Daddy’s home

Thanks to Tom for sending me this extraordinary piece…
From the SFGate: Law enforcement team raids projects to net alleged drug dealers by John Koopman (a reporter who is embedded with the police)
Now I’m not sure about Koopman — he’s either an opportunistic hack with a flair for over-the-top clichÚd imagery, or he’s a brilliantly subtle writer who is pleasing his ride-along companions while exposing them as buffoons simultaneously. Because anybody with a brain reading this puff piece about a drug sting has got to come away convinced by its utter futility and stupidity.

The sun peeks over the hill at Candlestick Point to the east, casting Ingleside in a warm glow.
“Somebody’s going to jail today,” predicts Lt. Ernie Ferrando, head of the Gang Task Force.

Yeah. The whole article is like that.

Violence has spiked recently in the Ingleside area. The Police Department wants to send a message, and it will be delivered by cops with guns and battering rams.

Because nothing sends a message about spiking violence than adding more violence. But of course, this is different. This is violence that will make the other violence stop. Why?
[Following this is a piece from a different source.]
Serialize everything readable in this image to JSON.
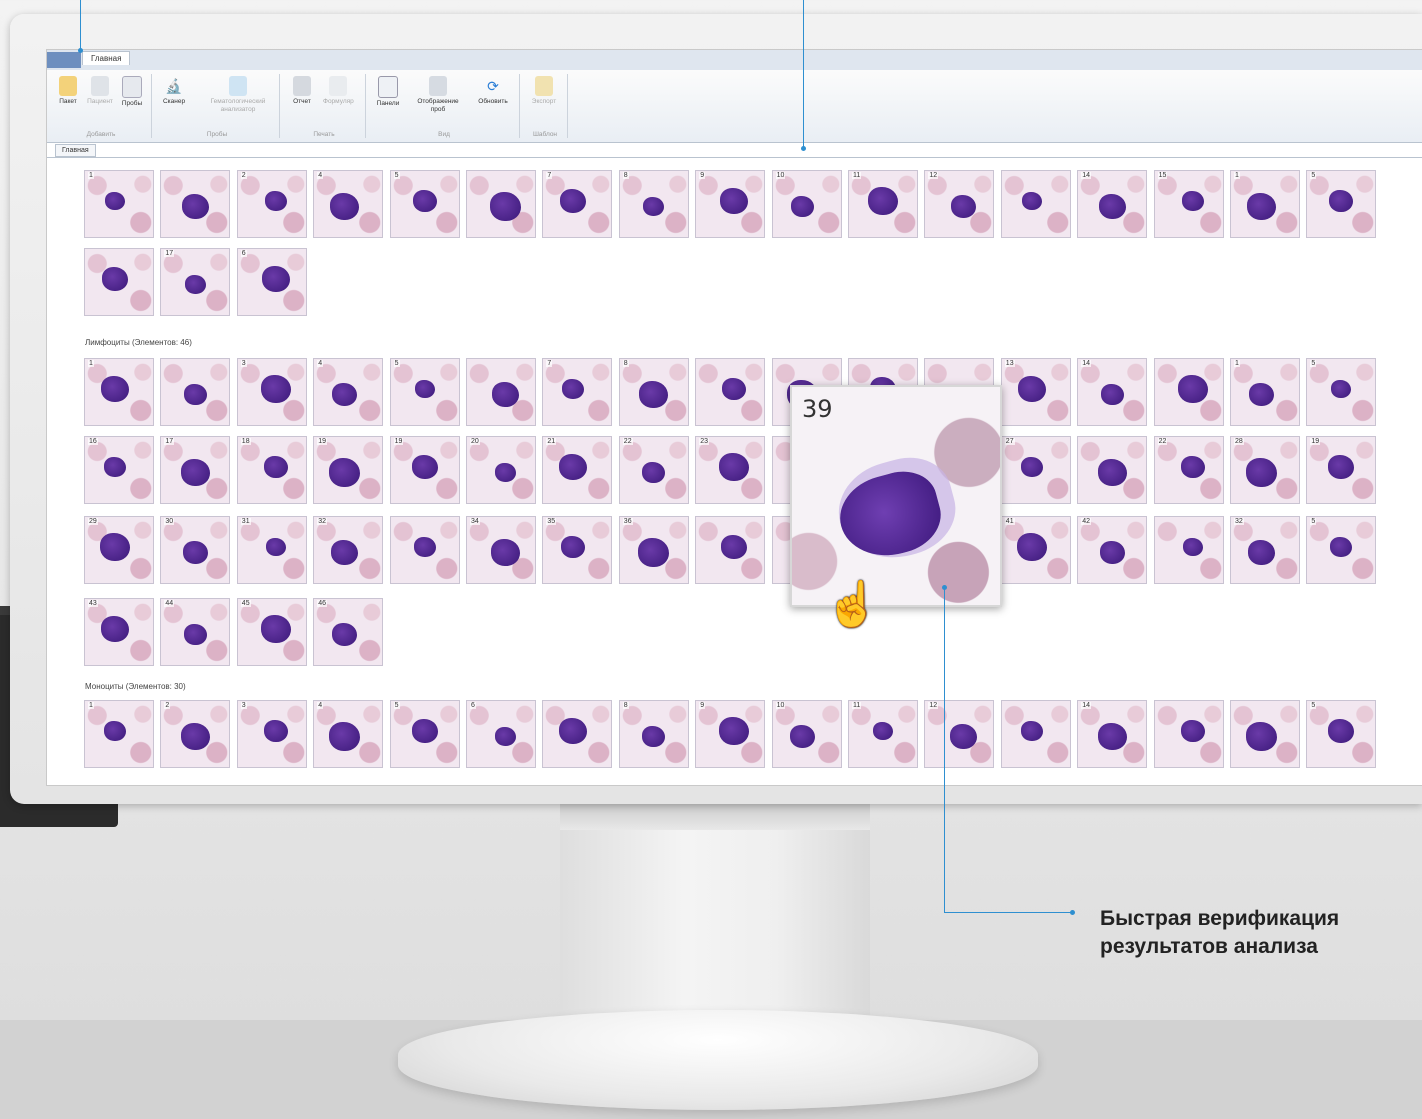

“I suppose it’s a little like being a dad,” Ferrando says. “The kids have been bad. It’s time for Dad to step in and settle things down.”

I’m sure that’s how the drug dealers see it.
Go ahead and read the whole thing. It’s a marvel of writing — the use of the word “thwack” for the battering ram. And breathless moments like this one:

But what, or who, is inside? The first cop in will find out, one way or another.
The cops rush in, one right behind the other, like a big blue clump.

So how did this violent confrontation end? Did they get all the bad guys?

The cops are coming out of the two apartments. At one unit, the person named in the warrant is not home. The police find nothing inside. No guns. No drugs. They do find gang graffiti, though. Some of it links a young man the cops know to a local gang. With the city attorney’s office turning more and more to civil injunctions to help break up gangs, this is considered a good haul for the morning. […]
At the home with the now-broken door, three people are led out in handcuffs. They sit on the front stoop while the officers search the house. No guns are found, but the cops do find a small amount of drugs.

Did the thwack of the battering ram make the streets safer? Will the clump of blue find another door to attack? Tune in next week to the long-running soap opera: The Dumb and the Clueless.